Principles of Health – Movement: A key Principle

Principles of Health – Movement: A key Principle

Joint Mobility


An irritable Nerve root sending the messages to a muscle

An irritable Nerve root sending the messages to a muscle

Movement is an expression of life and vitality but If our joints did not move then neither would we! We need to keep them healthy and working so we can do everything we need without pain or inconvenience. Reversing the car, going for a jog, or just bending can be a challenge but if the joints are not damaged then they can certainly be improved. A light stretch at the end of the range of movement, sustained for a few seconds and repeated a few times will begin to make a change, no matter where the joint is in the body. The quality of the tissue is really important too. Healthy tissue is much more likely to respond.  Bone, joint Capsule, Ligament and Muscle all need good nutrition, hydration and oxygen to function properly. If you reduce the quality of the supply you reduce the potential for the joint. The great majority of people who come to the clinic do not have an orthopaedic condition, they just have tightness in their joints. It is helpful to remember that there is a direct relationship between pain and tightness. If you can mobilise a joint and get it moving then the pain will reduce noticeably and if the joint is basically healthy the pain may go altogether.

Lliotibial Band Syndrome
Knees, hips, spine and shoulders are the most common presentations but the spine, of course, is the most important because it contains the central Nervous System which sends branches (Peripheral Nervous System) out to everything in the body. If the spine becomes tight then it often upsets the supply of nerve coming from that spinal level and this in turn reduces the functional capability of the joint, muscle or organ that it supplies causing for example, shoulder pain, headaches or Sciatica.  That’s why good  spinal mobility is so profoundly important for all of us. Not just because we want to bend and turn without pain but because all our joints, muscles and organs, in fact everything in our bodies requires an uninhibited Nerve supply for normal function.

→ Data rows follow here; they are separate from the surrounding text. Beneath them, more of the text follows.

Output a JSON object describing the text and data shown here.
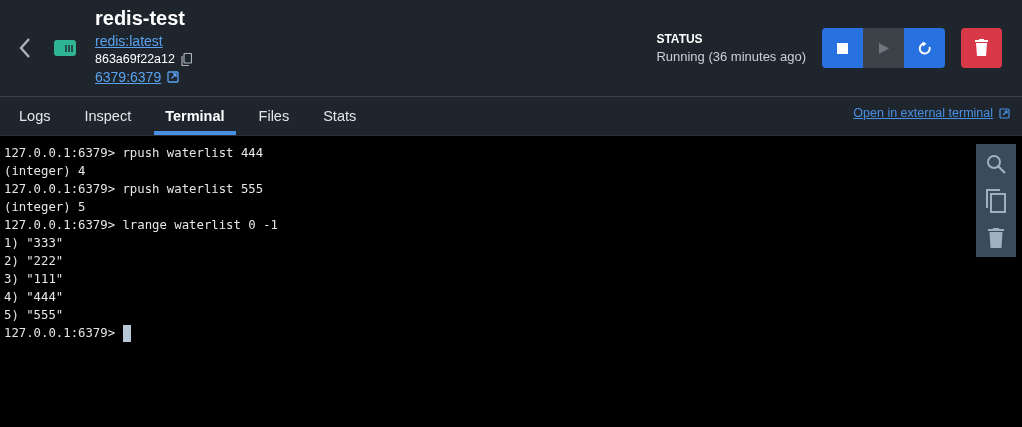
{
  "container": {
    "name": "redis-test",
    "image": "redis:latest",
    "id": "863a69f22a12",
    "ports": "6379:6379"
  },
  "status": {
    "label": "STATUS",
    "text": "Running (36 minutes ago)"
  },
  "actions": [
    {
      "kind": "stop",
      "disabled": false
    },
    {
      "kind": "start",
      "disabled": true
    },
    {
      "kind": "restart",
      "disabled": false
    },
    {
      "kind": "delete",
      "disabled": false
    }
  ],
  "tabs": [
    {
      "label": "Logs",
      "selected": false
    },
    {
      "label": "Inspect",
      "selected": false
    },
    {
      "label": "Terminal",
      "selected": true
    },
    {
      "label": "Files",
      "selected": false
    },
    {
      "label": "Stats",
      "selected": false
    }
  ],
  "external_link": "Open in external terminal",
  "terminal": {
    "lines": [
      {
        "kind": "text",
        "text": "127.0.0.1:6379> rpush waterlist 444"
      },
      {
        "kind": "text",
        "text": "(integer) 4"
      },
      {
        "kind": "text",
        "text": "127.0.0.1:6379> rpush waterlist 555"
      },
      {
        "kind": "text",
        "text": "(integer) 5"
      },
      {
        "kind": "text",
        "text": "127.0.0.1:6379> lrange waterlist 0 -1"
      },
      {
        "kind": "text",
        "text": "1) \"333\""
      },
      {
        "kind": "text",
        "text": "2) \"222\""
      },
      {
        "kind": "text",
        "text": "3) \"111\""
      },
      {
        "kind": "text",
        "text": "4) \"444\""
      },
      {
        "kind": "text",
        "text": "5) \"555\""
      },
      {
        "kind": "prompt",
        "text": "127.0.0.1:6379>"
      }
    ]
  }
}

If the spine is tight and slightly changes the Nerve Supply to a muscle then that muscle in turn can become tight and refer pain into a joint. That is why when treating , for example, a knee you would first check the Nerve supply from the Spine and then the muscles going to the knee before assuming it is the knee joint itself which is causing the problem.  In runners, for instance, it is very common for the TFL muscle or Ilio-Tibial Band on the outside of the upper leg to refer pain into the knee joint, but you could be forgiven for thinking that it is the knee itself giving you the pain!



Movement is also important for Cardio-Vascular, visceral and deep tissue health.

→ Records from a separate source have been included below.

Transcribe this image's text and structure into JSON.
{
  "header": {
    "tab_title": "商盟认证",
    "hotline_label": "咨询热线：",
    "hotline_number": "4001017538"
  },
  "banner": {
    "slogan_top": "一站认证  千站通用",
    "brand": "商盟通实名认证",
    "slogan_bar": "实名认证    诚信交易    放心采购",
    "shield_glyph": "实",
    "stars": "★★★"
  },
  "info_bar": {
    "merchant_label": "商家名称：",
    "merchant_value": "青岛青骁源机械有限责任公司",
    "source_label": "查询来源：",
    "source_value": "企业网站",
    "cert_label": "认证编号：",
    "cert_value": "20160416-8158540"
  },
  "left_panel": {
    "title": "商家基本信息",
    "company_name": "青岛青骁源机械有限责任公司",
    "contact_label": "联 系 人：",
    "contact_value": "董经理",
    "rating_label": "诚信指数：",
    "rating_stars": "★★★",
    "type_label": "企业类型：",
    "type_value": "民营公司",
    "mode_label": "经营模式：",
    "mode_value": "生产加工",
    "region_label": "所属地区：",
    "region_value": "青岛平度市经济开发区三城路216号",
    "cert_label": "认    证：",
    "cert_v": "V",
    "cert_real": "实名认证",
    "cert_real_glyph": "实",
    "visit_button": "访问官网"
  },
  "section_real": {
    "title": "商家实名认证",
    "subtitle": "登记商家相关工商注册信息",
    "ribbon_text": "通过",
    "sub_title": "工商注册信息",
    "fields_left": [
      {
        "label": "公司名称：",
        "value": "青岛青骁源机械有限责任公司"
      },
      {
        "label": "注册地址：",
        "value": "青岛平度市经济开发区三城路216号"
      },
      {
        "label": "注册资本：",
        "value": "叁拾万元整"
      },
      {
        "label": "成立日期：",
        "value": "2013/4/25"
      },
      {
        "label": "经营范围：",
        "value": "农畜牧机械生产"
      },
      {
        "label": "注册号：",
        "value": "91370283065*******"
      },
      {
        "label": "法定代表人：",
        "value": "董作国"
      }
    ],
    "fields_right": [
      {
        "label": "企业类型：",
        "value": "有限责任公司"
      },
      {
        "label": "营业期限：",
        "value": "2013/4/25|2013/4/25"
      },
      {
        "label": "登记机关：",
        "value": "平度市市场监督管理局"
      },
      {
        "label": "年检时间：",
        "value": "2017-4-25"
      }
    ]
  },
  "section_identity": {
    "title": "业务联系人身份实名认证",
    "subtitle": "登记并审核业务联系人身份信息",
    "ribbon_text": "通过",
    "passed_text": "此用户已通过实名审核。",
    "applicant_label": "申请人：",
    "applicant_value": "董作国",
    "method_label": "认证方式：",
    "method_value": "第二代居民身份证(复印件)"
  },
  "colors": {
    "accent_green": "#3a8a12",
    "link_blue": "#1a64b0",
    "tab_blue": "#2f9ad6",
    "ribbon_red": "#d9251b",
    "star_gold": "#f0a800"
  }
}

Heart and lungs delivering quality blood throughout the body gives us a better opportunity for repair and vitality, and in turn wellness and fitness. Movement increases heart rate, strengthening the system and encouraging the exchange of nutrient rich fluids at a cellular level. This exchange of fluids also helps us to eliminate unwanted collections of toxic material and waste products from digestion and cellular metabolism.

So, Cardiac exercise is useful in the right amounts and getting out of breath every day is something I recommend to patients. You don’t have to get changed or spend a gym membership to increase your heart rate. A brisk walk is a high value, low impact and hopefully enjoyable activity.

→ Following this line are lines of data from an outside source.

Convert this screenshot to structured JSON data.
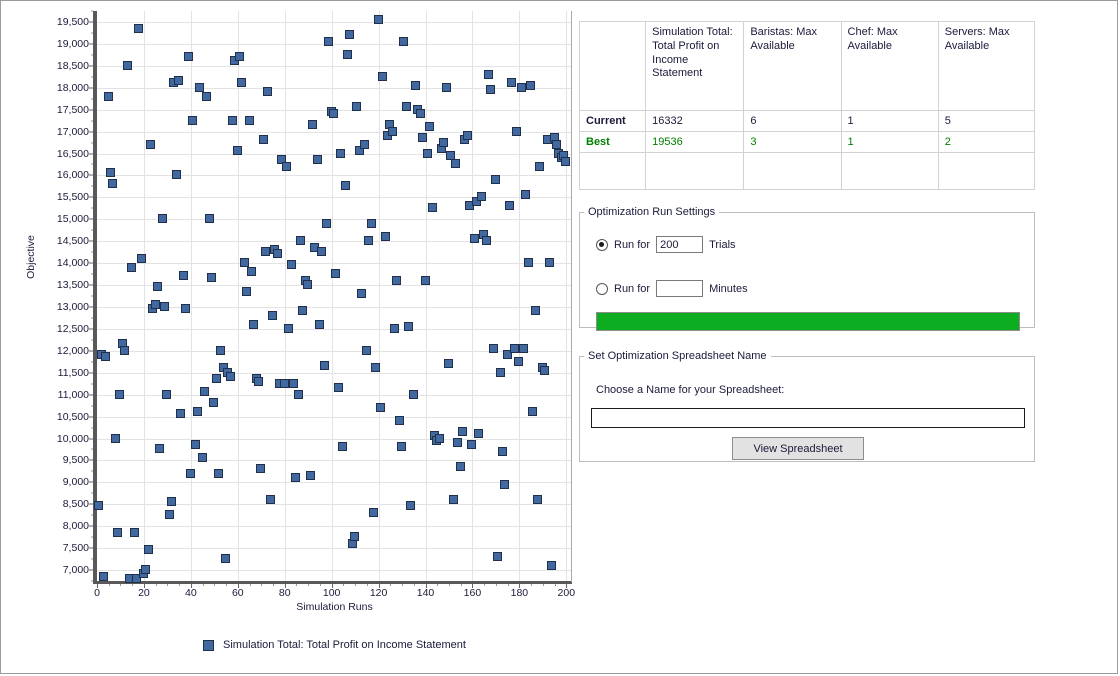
{
  "results_table": {
    "headers": [
      "",
      "Simulation Total: Total Profit on Income Statement",
      "Baristas: Max Available",
      "Chef: Max Available",
      "Servers: Max Available"
    ],
    "rows": [
      {
        "label": "Current",
        "objective": "16332",
        "baristas": "6",
        "chef": "1",
        "servers": "5"
      },
      {
        "label": "Best",
        "objective": "19536",
        "baristas": "3",
        "chef": "1",
        "servers": "2"
      }
    ],
    "best_color": "#008000"
  },
  "run_settings": {
    "title": "Optimization Run Settings",
    "trials_prefix": "Run for",
    "trials_value": "200",
    "trials_suffix": "Trials",
    "minutes_prefix": "Run for",
    "minutes_value": "",
    "minutes_suffix": "Minutes",
    "selected": "trials",
    "progress_color": "#0dad22",
    "progress_percent": 100
  },
  "spreadsheet": {
    "title": "Set Optimization Spreadsheet Name",
    "label": "Choose a Name for your Spreadsheet:",
    "input_value": "",
    "button_label": "View Spreadsheet"
  },
  "chart_data": {
    "type": "scatter",
    "title": "",
    "xlabel": "Simulation Runs",
    "ylabel": "Objective",
    "xlim": [
      0,
      202
    ],
    "ylim": [
      6750,
      19750
    ],
    "xticks": [
      0,
      20,
      40,
      60,
      80,
      100,
      120,
      140,
      160,
      180,
      200
    ],
    "yticks": [
      7000,
      7500,
      8000,
      8500,
      9000,
      9500,
      10000,
      10500,
      11000,
      11500,
      12000,
      12500,
      13000,
      13500,
      14000,
      14500,
      15000,
      15500,
      16000,
      16500,
      17000,
      17500,
      18000,
      18500,
      19000,
      19500
    ],
    "ytick_labels": [
      "7,000",
      "7,500",
      "8,000",
      "8,500",
      "9,000",
      "9,500",
      "10,000",
      "10,500",
      "11,000",
      "11,500",
      "12,000",
      "12,500",
      "13,000",
      "13,500",
      "14,000",
      "14,500",
      "15,000",
      "15,500",
      "16,000",
      "16,500",
      "17,000",
      "17,500",
      "18,000",
      "18,500",
      "19,000",
      "19,500"
    ],
    "grid": true,
    "legend_position": "bottom",
    "legend": [
      "Simulation Total: Total Profit on Income Statement"
    ],
    "marker": {
      "shape": "square",
      "fill": "#41699f",
      "edge": "#20304a",
      "size": 9
    },
    "series": [
      {
        "name": "Simulation Total: Total Profit on Income Statement",
        "points": [
          [
            1,
            8450
          ],
          [
            2,
            11900
          ],
          [
            3,
            6850
          ],
          [
            4,
            11850
          ],
          [
            5,
            17800
          ],
          [
            6,
            16050
          ],
          [
            7,
            15800
          ],
          [
            8,
            10000
          ],
          [
            9,
            7850
          ],
          [
            10,
            11000
          ],
          [
            11,
            12150
          ],
          [
            12,
            12000
          ],
          [
            13,
            18500
          ],
          [
            14,
            6800
          ],
          [
            15,
            13900
          ],
          [
            16,
            7850
          ],
          [
            17,
            6800
          ],
          [
            18,
            19350
          ],
          [
            19,
            14100
          ],
          [
            20,
            6900
          ],
          [
            21,
            7000
          ],
          [
            22,
            7450
          ],
          [
            23,
            16700
          ],
          [
            24,
            12950
          ],
          [
            25,
            13050
          ],
          [
            26,
            13450
          ],
          [
            27,
            9750
          ],
          [
            28,
            15000
          ],
          [
            29,
            13000
          ],
          [
            30,
            11000
          ],
          [
            31,
            8250
          ],
          [
            32,
            8550
          ],
          [
            33,
            18100
          ],
          [
            34,
            16000
          ],
          [
            35,
            18150
          ],
          [
            36,
            10550
          ],
          [
            37,
            13700
          ],
          [
            38,
            12950
          ],
          [
            39,
            18700
          ],
          [
            40,
            9200
          ],
          [
            41,
            17250
          ],
          [
            42,
            9850
          ],
          [
            43,
            10600
          ],
          [
            44,
            18000
          ],
          [
            45,
            9550
          ],
          [
            46,
            11050
          ],
          [
            47,
            17800
          ],
          [
            48,
            15000
          ],
          [
            49,
            13650
          ],
          [
            50,
            10800
          ],
          [
            51,
            11350
          ],
          [
            52,
            9200
          ],
          [
            53,
            12000
          ],
          [
            54,
            11600
          ],
          [
            55,
            7250
          ],
          [
            56,
            11500
          ],
          [
            57,
            11400
          ],
          [
            58,
            17250
          ],
          [
            59,
            18600
          ],
          [
            60,
            16550
          ],
          [
            61,
            18700
          ],
          [
            62,
            18100
          ],
          [
            63,
            14000
          ],
          [
            64,
            13350
          ],
          [
            65,
            17250
          ],
          [
            66,
            13800
          ],
          [
            67,
            12600
          ],
          [
            68,
            11350
          ],
          [
            69,
            11300
          ],
          [
            70,
            9300
          ],
          [
            71,
            16800
          ],
          [
            72,
            14250
          ],
          [
            73,
            17900
          ],
          [
            74,
            8600
          ],
          [
            75,
            12800
          ],
          [
            76,
            14300
          ],
          [
            77,
            14200
          ],
          [
            78,
            11250
          ],
          [
            79,
            16350
          ],
          [
            80,
            11250
          ],
          [
            81,
            16200
          ],
          [
            82,
            12500
          ],
          [
            83,
            13950
          ],
          [
            84,
            11250
          ],
          [
            85,
            9100
          ],
          [
            86,
            11000
          ],
          [
            87,
            14500
          ],
          [
            88,
            12900
          ],
          [
            89,
            13600
          ],
          [
            90,
            13500
          ],
          [
            91,
            9150
          ],
          [
            92,
            17150
          ],
          [
            93,
            14350
          ],
          [
            94,
            16350
          ],
          [
            95,
            12600
          ],
          [
            96,
            14250
          ],
          [
            97,
            11650
          ],
          [
            98,
            14900
          ],
          [
            99,
            19050
          ],
          [
            100,
            17450
          ],
          [
            101,
            17400
          ],
          [
            102,
            13750
          ],
          [
            103,
            11150
          ],
          [
            104,
            16500
          ],
          [
            105,
            9800
          ],
          [
            106,
            15750
          ],
          [
            107,
            18750
          ],
          [
            108,
            19200
          ],
          [
            109,
            7600
          ],
          [
            110,
            7750
          ],
          [
            111,
            17550
          ],
          [
            112,
            16550
          ],
          [
            113,
            13300
          ],
          [
            114,
            16700
          ],
          [
            115,
            12000
          ],
          [
            116,
            14500
          ],
          [
            117,
            14900
          ],
          [
            118,
            8300
          ],
          [
            119,
            11600
          ],
          [
            120,
            19550
          ],
          [
            121,
            10700
          ],
          [
            122,
            18250
          ],
          [
            123,
            14600
          ],
          [
            124,
            16900
          ],
          [
            125,
            17150
          ],
          [
            126,
            17000
          ],
          [
            127,
            12500
          ],
          [
            128,
            13600
          ],
          [
            129,
            10400
          ],
          [
            130,
            9800
          ],
          [
            131,
            19050
          ],
          [
            132,
            17550
          ],
          [
            133,
            12550
          ],
          [
            134,
            8450
          ],
          [
            135,
            11000
          ],
          [
            136,
            18050
          ],
          [
            137,
            17500
          ],
          [
            138,
            17400
          ],
          [
            139,
            16850
          ],
          [
            140,
            13600
          ],
          [
            141,
            16500
          ],
          [
            142,
            17100
          ],
          [
            143,
            15250
          ],
          [
            144,
            10050
          ],
          [
            145,
            9950
          ],
          [
            146,
            10000
          ],
          [
            147,
            16600
          ],
          [
            148,
            16750
          ],
          [
            149,
            18000
          ],
          [
            150,
            11700
          ],
          [
            151,
            16450
          ],
          [
            152,
            8600
          ],
          [
            153,
            16250
          ],
          [
            154,
            9900
          ],
          [
            155,
            9350
          ],
          [
            156,
            10150
          ],
          [
            157,
            16800
          ],
          [
            158,
            16900
          ],
          [
            159,
            15300
          ],
          [
            160,
            9850
          ],
          [
            161,
            14550
          ],
          [
            162,
            15400
          ],
          [
            163,
            10100
          ],
          [
            164,
            15500
          ],
          [
            165,
            14650
          ],
          [
            166,
            14500
          ],
          [
            167,
            18300
          ],
          [
            168,
            17950
          ],
          [
            169,
            12050
          ],
          [
            170,
            15900
          ],
          [
            171,
            7300
          ],
          [
            172,
            11500
          ],
          [
            173,
            9700
          ],
          [
            174,
            8950
          ],
          [
            175,
            11900
          ],
          [
            176,
            15300
          ],
          [
            177,
            18100
          ],
          [
            178,
            12050
          ],
          [
            179,
            17000
          ],
          [
            180,
            11750
          ],
          [
            181,
            18000
          ],
          [
            182,
            12050
          ],
          [
            183,
            15550
          ],
          [
            184,
            14000
          ],
          [
            185,
            18050
          ],
          [
            186,
            10600
          ],
          [
            187,
            12900
          ],
          [
            188,
            8600
          ],
          [
            189,
            16200
          ],
          [
            190,
            11600
          ],
          [
            191,
            11550
          ],
          [
            192,
            16800
          ],
          [
            193,
            14000
          ],
          [
            194,
            7100
          ],
          [
            195,
            16850
          ],
          [
            196,
            16700
          ],
          [
            197,
            16500
          ],
          [
            198,
            16400
          ],
          [
            199,
            16450
          ],
          [
            200,
            16300
          ]
        ]
      }
    ]
  }
}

Much research has contributed to our understanding of Cardiac health and Dr Michael Mosley’s book “ Fast Exercise “ is an instructive, and easy read:

“The simple secret of High Intensity Training.
Get fitter, stronger and better in just a few minutes a day”

In conclusion, the body is designed to maintain itself and movement is an important part of that process. It can be broadly divided into Cardio-Vascular fitness and joint mobility. Addressed in the right way for your particular body it is essential for good health. Not only is there a, “feel good factor” associated with movement but we know it will also help to reduce the incidence of visceral conditions such as stroke, heart disease and bowel cancer. It will also reduce the onset of Musculo-skeletal conditions such as Brittle bone disease, Osteoarthritis, and cramps. Prevention is all very well but sometimes there are symptoms for which we need advice and treatment. The next article will discuss the contribution of Osteopathy and Acupuncture.

Article written by Charles Tisdall.

No Comments

Sorry, the comment form is closed at this time.